# Work item
Which lines of the data hold the word "fill"? Copy all of them.

Data entries
[Start of Attachment]

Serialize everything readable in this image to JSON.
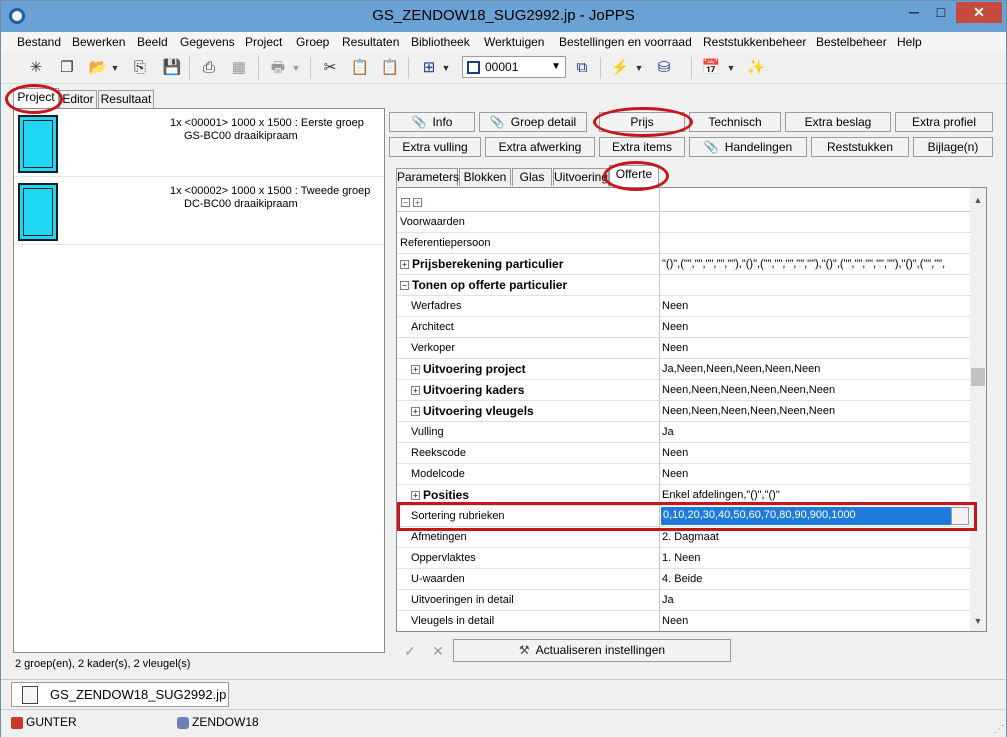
{
  "window": {
    "title": "GS_ZENDOW18_SUG2992.jp - JoPPS",
    "min": "─",
    "max": "□",
    "close": "✕"
  },
  "menu": [
    "Bestand",
    "Bewerken",
    "Beeld",
    "Gegevens",
    "Project",
    "Groep",
    "Resultaten",
    "Bibliotheek",
    "Werktuigen",
    "Bestellingen en voorraad",
    "Reststukkenbeheer",
    "Bestelbeheer",
    "Help"
  ],
  "toolbar": {
    "combo_value": "00001"
  },
  "left_tabs": [
    "Project",
    "Editor",
    "Resultaat"
  ],
  "groups": [
    {
      "line1": "1x <00001> 1000 x 1500 : Eerste groep",
      "line2": "GS-BC00 draaikipraam"
    },
    {
      "line1": "1x <00002> 1000 x 1500 : Tweede groep",
      "line2": "DC-BC00 draaikipraam"
    }
  ],
  "left_status": "2 groep(en), 2 kader(s), 2 vleugel(s)",
  "buttons_row1": [
    "Info",
    "Groep detail",
    "Prijs",
    "Technisch",
    "Extra beslag",
    "Extra profiel"
  ],
  "buttons_row2": [
    "Extra vulling",
    "Extra afwerking",
    "Extra items",
    "Handelingen",
    "Reststukken",
    "Bijlage(n)"
  ],
  "right_tabs": [
    "Parameters",
    "Blokken",
    "Glas",
    "Uitvoering",
    "Offerte"
  ],
  "grid_rows": [
    {
      "name": "Voorwaarden",
      "value": "",
      "indent": false,
      "bold": false,
      "expander": ""
    },
    {
      "name": "Referentiepersoon",
      "value": "",
      "indent": false,
      "bold": false,
      "expander": ""
    },
    {
      "name": "Prijsberekening particulier",
      "value": "\"()\",(\"\",\"\",\"\",\"\",\"\"),\"()\",(\"\",\"\",\"\",\"\",\"\"),\"()\",(\"\",\"\",\"\",\"\",\"\"),\"()\",(\"\",\"\",",
      "indent": false,
      "bold": true,
      "expander": "+"
    },
    {
      "name": "Tonen op offerte particulier",
      "value": "",
      "indent": false,
      "bold": true,
      "expander": "−"
    },
    {
      "name": "Werfadres",
      "value": "Neen",
      "indent": true,
      "bold": false,
      "expander": ""
    },
    {
      "name": "Architect",
      "value": "Neen",
      "indent": true,
      "bold": false,
      "expander": ""
    },
    {
      "name": "Verkoper",
      "value": "Neen",
      "indent": true,
      "bold": false,
      "expander": ""
    },
    {
      "name": "Uitvoering project",
      "value": "Ja,Neen,Neen,Neen,Neen,Neen",
      "indent": true,
      "bold": true,
      "expander": "+"
    },
    {
      "name": "Uitvoering kaders",
      "value": "Neen,Neen,Neen,Neen,Neen,Neen",
      "indent": true,
      "bold": true,
      "expander": "+"
    },
    {
      "name": "Uitvoering vleugels",
      "value": "Neen,Neen,Neen,Neen,Neen,Neen",
      "indent": true,
      "bold": true,
      "expander": "+"
    },
    {
      "name": "Vulling",
      "value": "Ja",
      "indent": true,
      "bold": false,
      "expander": ""
    },
    {
      "name": "Reekscode",
      "value": "Neen",
      "indent": true,
      "bold": false,
      "expander": ""
    },
    {
      "name": "Modelcode",
      "value": "Neen",
      "indent": true,
      "bold": false,
      "expander": ""
    },
    {
      "name": "Posities",
      "value": "Enkel afdelingen,\"()\",\"()\"",
      "indent": true,
      "bold": true,
      "expander": "+"
    },
    {
      "name": "Sortering rubrieken",
      "value": "0,10,20,30,40,50,60,70,80,90,900,1000",
      "indent": true,
      "bold": false,
      "expander": "",
      "selected": true
    },
    {
      "name": "Afmetingen",
      "value": "2. Dagmaat",
      "indent": true,
      "bold": false,
      "expander": ""
    },
    {
      "name": "Oppervlaktes",
      "value": "1. Neen",
      "indent": true,
      "bold": false,
      "expander": ""
    },
    {
      "name": "U-waarden",
      "value": "4. Beide",
      "indent": true,
      "bold": false,
      "expander": ""
    },
    {
      "name": "Uitvoeringen in detail",
      "value": "Ja",
      "indent": true,
      "bold": false,
      "expander": ""
    },
    {
      "name": "Vleugels in detail",
      "value": "Neen",
      "indent": true,
      "bold": false,
      "expander": ""
    }
  ],
  "actions": {
    "ok": "✓",
    "cancel": "✕",
    "refresh_label": "Actualiseren instellingen"
  },
  "document_tab": "GS_ZENDOW18_SUG2992.jp",
  "status": {
    "user": "GUNTER",
    "database": "ZENDOW18"
  },
  "colors": {
    "titlebar": "#6aa2d6",
    "selection": "#1e7bdc",
    "annotation": "#c4161c",
    "glass": "#1fd7f2"
  }
}
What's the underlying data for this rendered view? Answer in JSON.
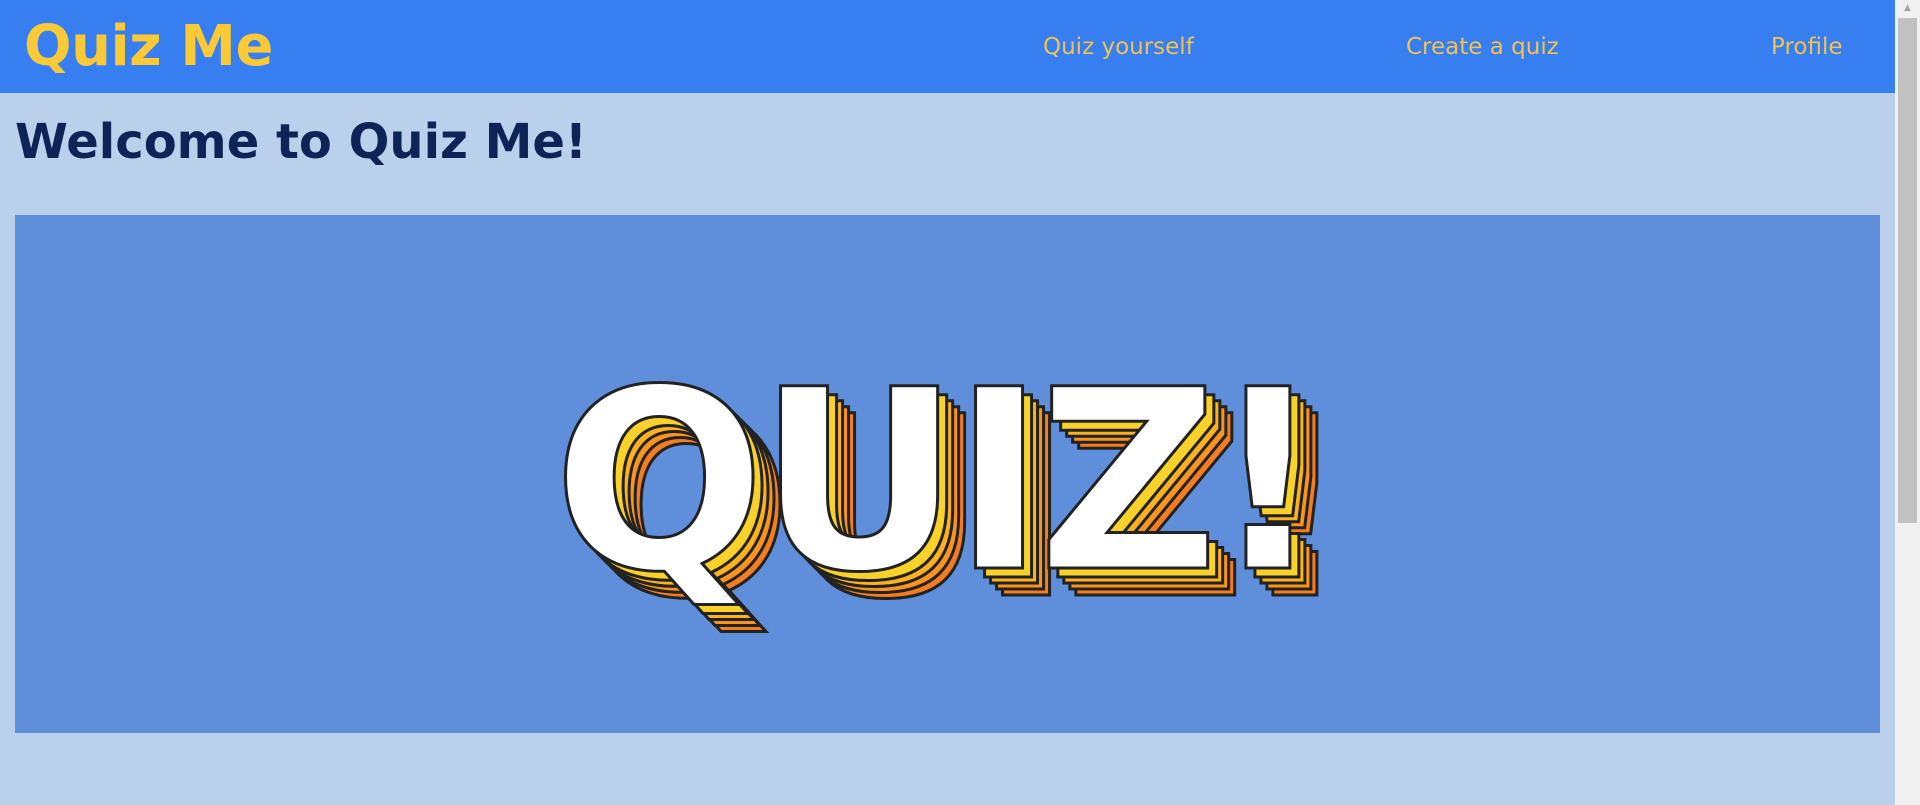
{
  "navbar": {
    "brand": "Quiz Me",
    "links": [
      "Quiz yourself",
      "Create a quiz",
      "Profile"
    ]
  },
  "main": {
    "heading": "Welcome to Quiz Me!",
    "hero_text": "QUIZ!"
  },
  "scrollbar": {
    "up_arrow_icon": "triangle-up-icon"
  },
  "colors": {
    "navbar_bg": "#377ef0",
    "brand": "#f9c936",
    "nav_link": "#f1c24e",
    "page_bg": "#bbd0ea",
    "heading": "#0e2456",
    "hero_bg": "#5f8fdb",
    "logo_yellow": "#f8d22a",
    "logo_orange": "#f47d20"
  }
}
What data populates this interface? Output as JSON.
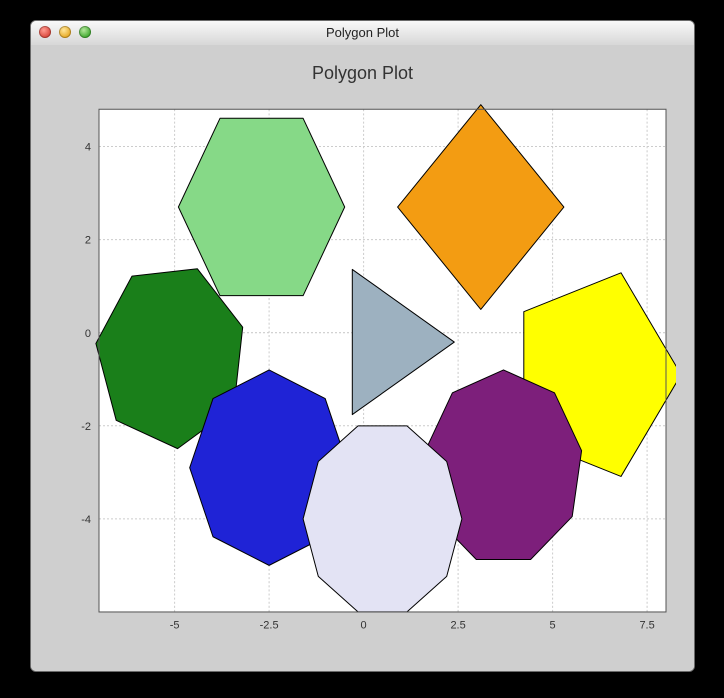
{
  "window": {
    "title": "Polygon Plot"
  },
  "chart_data": {
    "type": "scatter",
    "title": "Polygon Plot",
    "xlabel": "",
    "ylabel": "",
    "xlim": [
      -7.0,
      8.0
    ],
    "ylim": [
      -6.0,
      4.8
    ],
    "x_ticks": [
      -5,
      -2.5,
      0,
      2.5,
      5,
      7.5
    ],
    "y_ticks": [
      -4,
      -2,
      0,
      2,
      4
    ],
    "grid": true,
    "polygons": [
      {
        "name": "triangle",
        "sides": 3,
        "cx": 0.6,
        "cy": -0.2,
        "r": 1.8,
        "rot": 0,
        "fill": "#9DB1C0"
      },
      {
        "name": "diamond",
        "sides": 4,
        "cx": 3.1,
        "cy": 2.7,
        "r": 2.2,
        "rot": 0,
        "fill": "#F39C12"
      },
      {
        "name": "pentagon",
        "sides": 5,
        "cx": 6.1,
        "cy": -0.9,
        "r": 2.3,
        "rot": 0,
        "fill": "#FFFF00"
      },
      {
        "name": "hexagon-l",
        "sides": 6,
        "cx": -2.7,
        "cy": 2.7,
        "r": 2.2,
        "rot": 0,
        "fill": "#86D987"
      },
      {
        "name": "heptagon",
        "sides": 7,
        "cx": -5.1,
        "cy": -0.5,
        "r": 2.0,
        "rot": 18,
        "fill": "#1A7F1A"
      },
      {
        "name": "octagon",
        "sides": 8,
        "cx": -2.5,
        "cy": -2.9,
        "r": 2.1,
        "rot": 0,
        "fill": "#1F23D6"
      },
      {
        "name": "nonagon",
        "sides": 9,
        "cx": 3.7,
        "cy": -2.9,
        "r": 2.1,
        "rot": 10,
        "fill": "#7D1F7B"
      },
      {
        "name": "decagon",
        "sides": 10,
        "cx": 0.5,
        "cy": -4.0,
        "r": 2.1,
        "rot": 0,
        "fill": "#E3E3F4"
      }
    ],
    "colors": {
      "grid": "#cccccc",
      "plot_bg": "#ffffff",
      "figure_bg": "#cfcfcf"
    }
  }
}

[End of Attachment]

# Response area
        "fill": "#9DB1C0"
        "fill": "#F39C12"
        "fill": "#FFFF00"
        "fill": "#86D987"
        "fill": "#1A7F1A"
        "fill": "#1F23D6"
        "fill": "#7D1F7B"
        "fill": "#E3E3F4"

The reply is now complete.